Former state Rep. Tamara Grigsby, who had recently been tapped to lead Dane County’s new Department of Equity and Inclusion, died unexpectedly Monday, according to County Executive Joe Parisi.
Parisi released a statement Tuesday that said Grigsby, 41, died of unexpected “health complications” Monday. His chief of staff Josh Wescott said the county executive’s office did not know the exact cause of death.
“Tamara was a special human being whose sole motivation in life was to make a difference in the lives of others — a goal at which she excelled,” Parisi said in the statement. “She was a public servant to be emulated, but more than that she was our friend, and we will miss her so.”
Grigsby graduated from Madison Memorial High School and earned a bachelor’s degree from Howard University in Washington, D.C., before returning home for a master’s degree at the University of Wisconsin-Madison.
She worked in the Milwaukee office of the Wisconsin Council on Children and Families before running for the 18th District Assembly seat in 2004. She defeated two others in a primary and was uncontested in the general election.
Grigsby served in the legislature from 2005 until 2013, advocating on a variety of topics adversely affecting poor, minority communities.
In 2005, she pushed for the state to require sex education to teach “scientifically based information and instruction,” including the effectiveness of federally approved birth control methods. She also called for studies of black incarceration rates and pushed for expansion of race data reporting resulting from police traffic stops. Later in her legislative stint, Grigsby clashed with Republicans on cuts to low-income tax credits and BadgerCare Plus.
Grigsby was hospitalized for more than a month in December 2011 to undergo cancer treatment.
“During her time in the legislature and throughout her life, Rep. Grigsby dedicated herself to ensuring basic fairness, equality and justice for all our citizens,” Assembly Minority Leader Peter Barca said in a statement. “She also served admirably as a member of the legislature’s Joint Finance Committee during one of the most tumultuous sessions in Wisconsin political history.
“When she endured a life-threatening battle with cancer toward the end of her Assembly tenure, she fought as courageously and forcefully as she always did on behalf of her constituents.”
The Rev. Everett Mitchell recalled working with Grigsby on a United Way task force on police use of force.
“She came home to Madison to serve it the way she served the state,” Mitchell said in a statement. “I will miss her candor, her insight and broad vision. She remains a rich and deep personality of progress.”
Prior to being selected to head the county’s new Department of Equity and Inclusion last year, Grigsby worked as a community outreach coordinator for Parisi, who credited her with developing the county’s 2015 “Access to Opportunity” policy initiatives.
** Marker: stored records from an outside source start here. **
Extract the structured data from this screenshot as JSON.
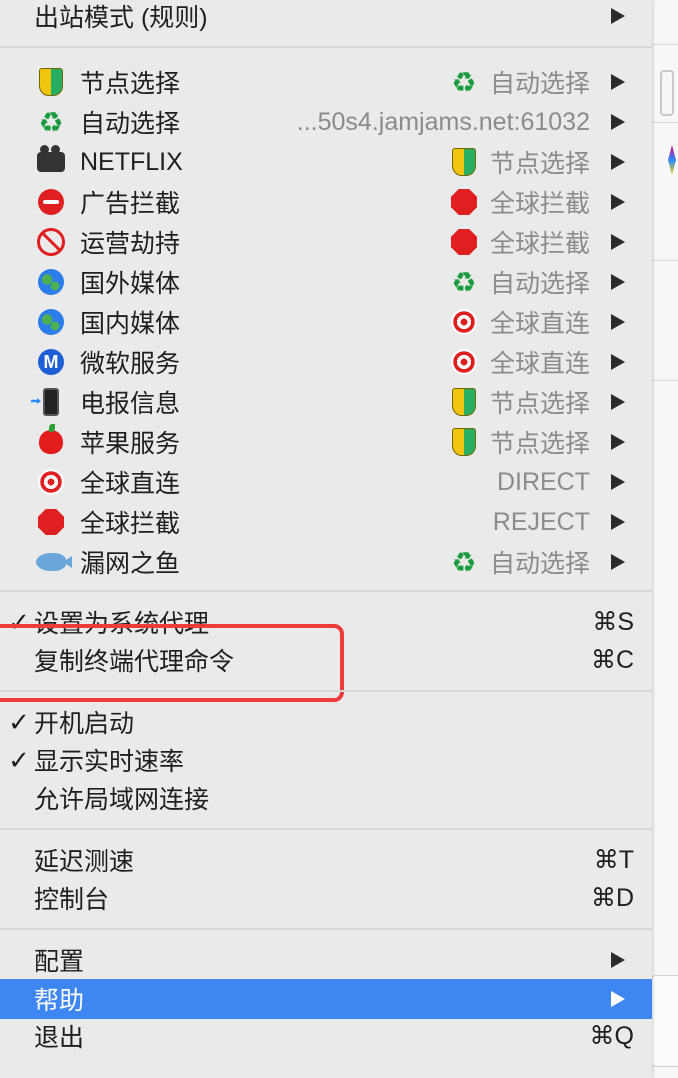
{
  "top": {
    "label": "出站模式 (规则)"
  },
  "proxy_groups": [
    {
      "label": "节点选择",
      "icon": "beginner-shield-icon",
      "value": "自动选择",
      "value_icon": "recycle-icon",
      "value_plain": false
    },
    {
      "label": "自动选择",
      "icon": "recycle-icon",
      "value": "...50s4.jamjams.net:61032",
      "value_icon": "",
      "value_plain": false
    },
    {
      "label": "NETFLIX",
      "icon": "movie-camera-icon",
      "value": "节点选择",
      "value_icon": "beginner-shield-icon",
      "value_plain": false
    },
    {
      "label": "广告拦截",
      "icon": "no-entry-icon",
      "value": "全球拦截",
      "value_icon": "stop-sign-icon",
      "value_plain": false
    },
    {
      "label": "运营劫持",
      "icon": "prohibited-icon",
      "value": "全球拦截",
      "value_icon": "stop-sign-icon",
      "value_plain": false
    },
    {
      "label": "国外媒体",
      "icon": "globe-icon",
      "value": "自动选择",
      "value_icon": "recycle-icon",
      "value_plain": false
    },
    {
      "label": "国内媒体",
      "icon": "globe-icon",
      "value": "全球直连",
      "value_icon": "direct-hit-icon",
      "value_plain": false
    },
    {
      "label": "微软服务",
      "icon": "circled-m-icon",
      "value": "全球直连",
      "value_icon": "direct-hit-icon",
      "value_plain": false
    },
    {
      "label": "电报信息",
      "icon": "mobile-arrow-icon",
      "value": "节点选择",
      "value_icon": "beginner-shield-icon",
      "value_plain": false
    },
    {
      "label": "苹果服务",
      "icon": "red-apple-icon",
      "value": "节点选择",
      "value_icon": "beginner-shield-icon",
      "value_plain": false
    },
    {
      "label": "全球直连",
      "icon": "direct-hit-icon",
      "value": "DIRECT",
      "value_icon": "",
      "value_plain": true
    },
    {
      "label": "全球拦截",
      "icon": "stop-sign-icon",
      "value": "REJECT",
      "value_icon": "",
      "value_plain": true
    },
    {
      "label": "漏网之鱼",
      "icon": "fish-icon",
      "value": "自动选择",
      "value_icon": "recycle-icon",
      "value_plain": false
    }
  ],
  "system": {
    "set_proxy": {
      "label": "设置为系统代理",
      "shortcut": "⌘S",
      "checked": true
    },
    "copy_cmd": {
      "label": "复制终端代理命令",
      "shortcut": "⌘C"
    }
  },
  "startup": {
    "launch": {
      "label": "开机启动",
      "checked": true
    },
    "speed": {
      "label": "显示实时速率",
      "checked": true
    },
    "lan": {
      "label": "允许局域网连接"
    }
  },
  "tools": {
    "latency": {
      "label": "延迟测速",
      "shortcut": "⌘T"
    },
    "console": {
      "label": "控制台",
      "shortcut": "⌘D"
    }
  },
  "footer": {
    "config": {
      "label": "配置"
    },
    "help": {
      "label": "帮助"
    },
    "quit": {
      "label": "退出",
      "shortcut": "⌘Q"
    }
  },
  "checkmark": "✓",
  "colors": {
    "highlight": "#3e87f3",
    "annotation_box": "#ef3b3b"
  }
}
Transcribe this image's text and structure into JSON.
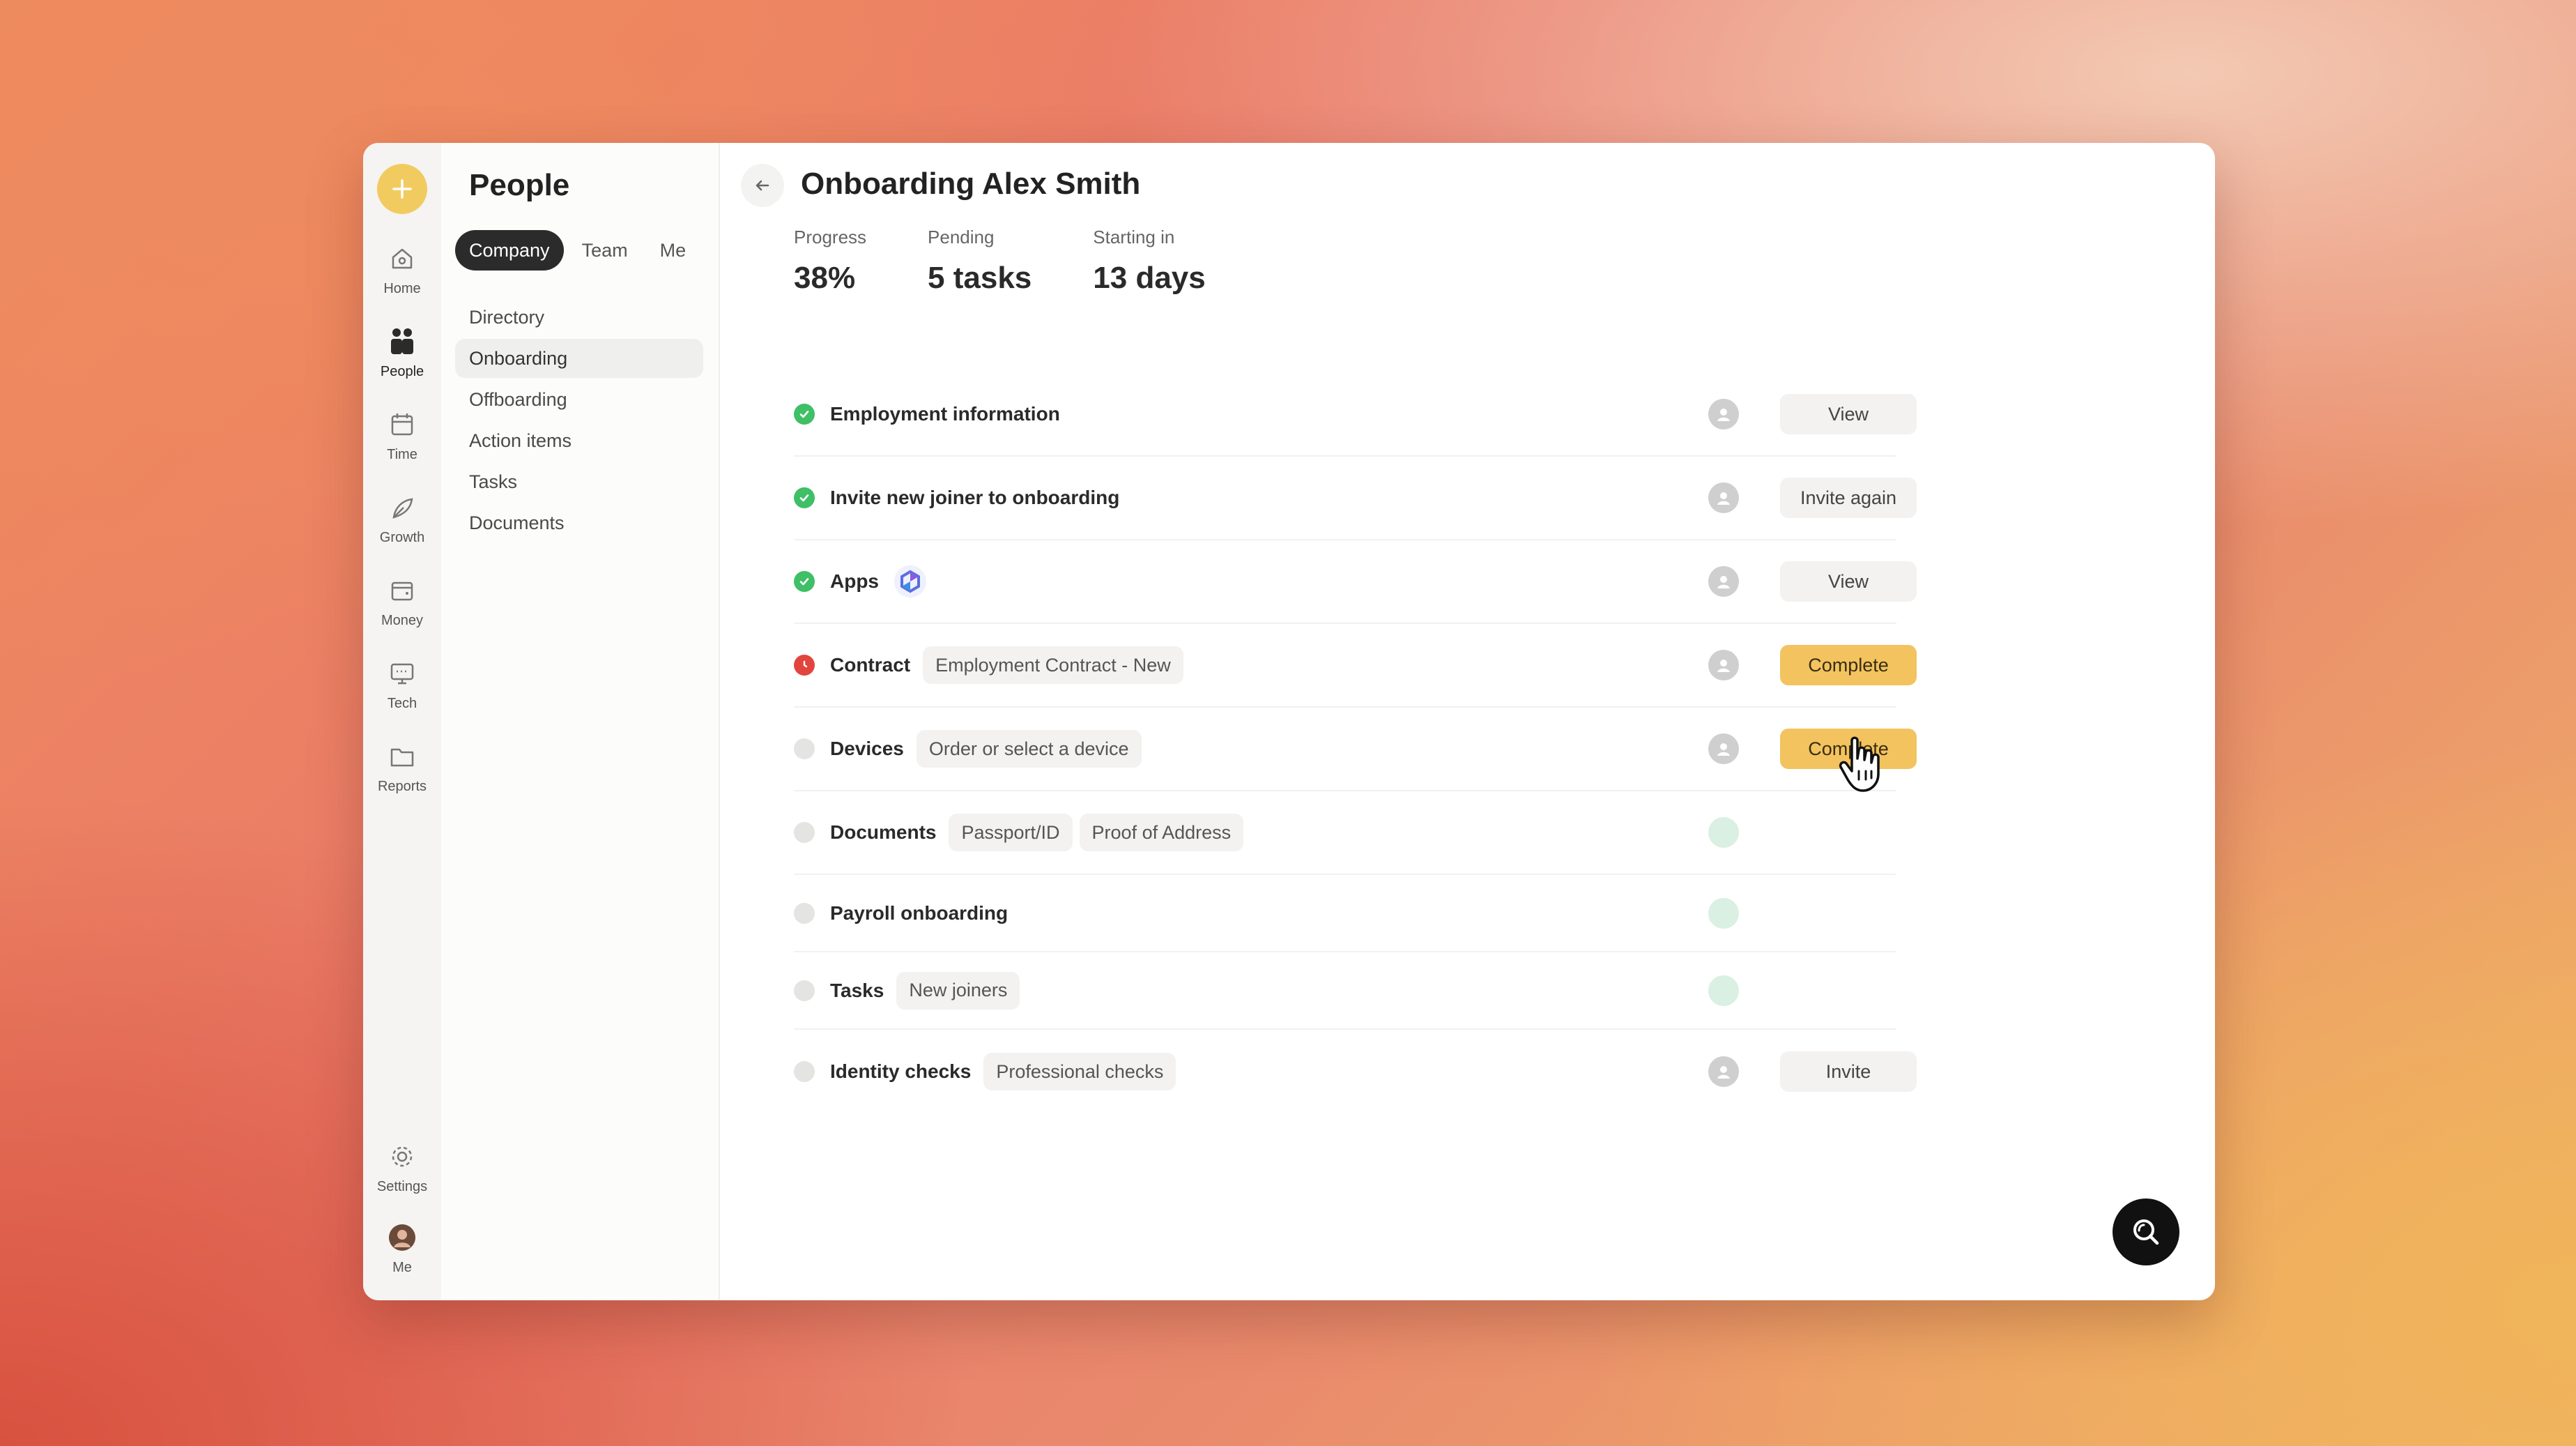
{
  "rail": {
    "items": [
      {
        "label": "Home",
        "icon": "home-icon"
      },
      {
        "label": "People",
        "icon": "people-icon"
      },
      {
        "label": "Time",
        "icon": "calendar-icon"
      },
      {
        "label": "Growth",
        "icon": "leaf-icon"
      },
      {
        "label": "Money",
        "icon": "wallet-icon"
      },
      {
        "label": "Tech",
        "icon": "monitor-icon"
      },
      {
        "label": "Reports",
        "icon": "folder-icon"
      }
    ],
    "settings_label": "Settings",
    "me_label": "Me"
  },
  "subnav": {
    "title": "People",
    "segments": [
      "Company",
      "Team",
      "Me"
    ],
    "selected_segment": "Company",
    "items": [
      "Directory",
      "Onboarding",
      "Offboarding",
      "Action items",
      "Tasks",
      "Documents"
    ],
    "selected_item": "Onboarding"
  },
  "main": {
    "title": "Onboarding Alex Smith",
    "stats": [
      {
        "label": "Progress",
        "value": "38%"
      },
      {
        "label": "Pending",
        "value": "5 tasks"
      },
      {
        "label": "Starting in",
        "value": "13 days"
      }
    ],
    "tasks": [
      {
        "label": "Employment information",
        "status": "done",
        "tags": [],
        "action": "View"
      },
      {
        "label": "Invite new joiner to onboarding",
        "status": "done",
        "tags": [],
        "action": "Invite again"
      },
      {
        "label": "Apps",
        "status": "done",
        "tags": [],
        "action": "View"
      },
      {
        "label": "Contract",
        "status": "overdue",
        "tags": [
          "Employment Contract - New"
        ],
        "action": "Complete"
      },
      {
        "label": "Devices",
        "status": "pending",
        "tags": [
          "Order or select a device"
        ],
        "action": "Complete"
      },
      {
        "label": "Documents",
        "status": "pending",
        "tags": [
          "Passport/ID",
          "Proof of Address"
        ],
        "action": ""
      },
      {
        "label": "Payroll onboarding",
        "status": "pending",
        "tags": [],
        "action": ""
      },
      {
        "label": "Tasks",
        "status": "pending",
        "tags": [
          "New joiners"
        ],
        "action": ""
      },
      {
        "label": "Identity checks",
        "status": "pending",
        "tags": [
          "Professional checks"
        ],
        "action": "Invite"
      }
    ]
  },
  "colors": {
    "accent": "#f2c35f",
    "done": "#3fbf66",
    "overdue": "#e2453e"
  }
}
Grigsby’s family will hold a private memorial service, but Parisi said a public celebration of her life will be held at a later date.